- [DATA]:
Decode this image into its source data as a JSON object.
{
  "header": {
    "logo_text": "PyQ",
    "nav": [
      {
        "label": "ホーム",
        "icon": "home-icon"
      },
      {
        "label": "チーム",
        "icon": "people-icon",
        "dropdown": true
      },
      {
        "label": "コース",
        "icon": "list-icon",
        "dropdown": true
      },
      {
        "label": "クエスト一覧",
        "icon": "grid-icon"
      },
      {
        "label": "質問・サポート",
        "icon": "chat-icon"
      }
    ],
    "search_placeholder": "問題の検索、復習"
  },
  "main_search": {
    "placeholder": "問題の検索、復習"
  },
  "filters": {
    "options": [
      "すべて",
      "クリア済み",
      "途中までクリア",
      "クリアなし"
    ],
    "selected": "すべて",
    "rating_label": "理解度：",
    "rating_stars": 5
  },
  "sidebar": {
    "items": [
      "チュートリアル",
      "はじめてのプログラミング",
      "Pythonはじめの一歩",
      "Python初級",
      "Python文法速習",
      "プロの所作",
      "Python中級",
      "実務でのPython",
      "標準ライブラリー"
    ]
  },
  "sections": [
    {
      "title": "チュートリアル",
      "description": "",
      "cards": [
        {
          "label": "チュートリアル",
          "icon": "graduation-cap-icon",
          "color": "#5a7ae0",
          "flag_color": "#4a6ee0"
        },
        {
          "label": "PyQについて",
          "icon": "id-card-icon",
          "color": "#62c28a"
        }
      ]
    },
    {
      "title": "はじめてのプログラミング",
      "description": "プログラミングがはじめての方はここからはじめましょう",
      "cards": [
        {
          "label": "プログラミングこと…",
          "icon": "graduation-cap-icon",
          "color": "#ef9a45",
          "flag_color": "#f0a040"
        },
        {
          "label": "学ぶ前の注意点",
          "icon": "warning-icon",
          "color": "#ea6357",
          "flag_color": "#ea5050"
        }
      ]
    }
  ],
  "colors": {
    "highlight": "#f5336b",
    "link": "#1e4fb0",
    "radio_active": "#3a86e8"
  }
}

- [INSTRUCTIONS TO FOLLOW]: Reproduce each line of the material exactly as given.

- [FINAL ANSWER]:
Decode this image into its source data as a JSON object.
{
  "header": {
    "logo_text": "PyQ",
    "nav": [
      {
        "label": "ホーム",
        "icon": "home-icon"
      },
      {
        "label": "チーム",
        "icon": "people-icon",
        "dropdown": true
      },
      {
        "label": "コース",
        "icon": "list-icon",
        "dropdown": true
      },
      {
        "label": "クエスト一覧",
        "icon": "grid-icon"
      },
      {
        "label": "質問・サポート",
        "icon": "chat-icon"
      }
    ],
    "search_placeholder": "問題の検索、復習"
  },
  "main_search": {
    "placeholder": "問題の検索、復習"
  },
  "filters": {
    "options": [
      "すべて",
      "クリア済み",
      "途中までクリア",
      "クリアなし"
    ],
    "selected": "すべて",
    "rating_label": "理解度：",
    "rating_stars": 5
  },
  "sidebar": {
    "items": [
      "チュートリアル",
      "はじめてのプログラミング",
      "Pythonはじめの一歩",
      "Python初級",
      "Python文法速習",
      "プロの所作",
      "Python中級",
      "実務でのPython",
      "標準ライブラリー"
    ]
  },
  "sections": [
    {
      "title": "チュートリアル",
      "description": "",
      "cards": [
        {
          "label": "チュートリアル",
          "icon": "graduation-cap-icon",
          "color": "#5a7ae0",
          "flag_color": "#4a6ee0"
        },
        {
          "label": "PyQについて",
          "icon": "id-card-icon",
          "color": "#62c28a"
        }
      ]
    },
    {
      "title": "はじめてのプログラミング",
      "description": "プログラミングがはじめての方はここからはじめましょう",
      "cards": [
        {
          "label": "プログラミングこと…",
          "icon": "graduation-cap-icon",
          "color": "#ef9a45",
          "flag_color": "#f0a040"
        },
        {
          "label": "学ぶ前の注意点",
          "icon": "warning-icon",
          "color": "#ea6357",
          "flag_color": "#ea5050"
        }
      ]
    }
  ],
  "colors": {
    "highlight": "#f5336b",
    "link": "#1e4fb0",
    "radio_active": "#3a86e8"
  }
}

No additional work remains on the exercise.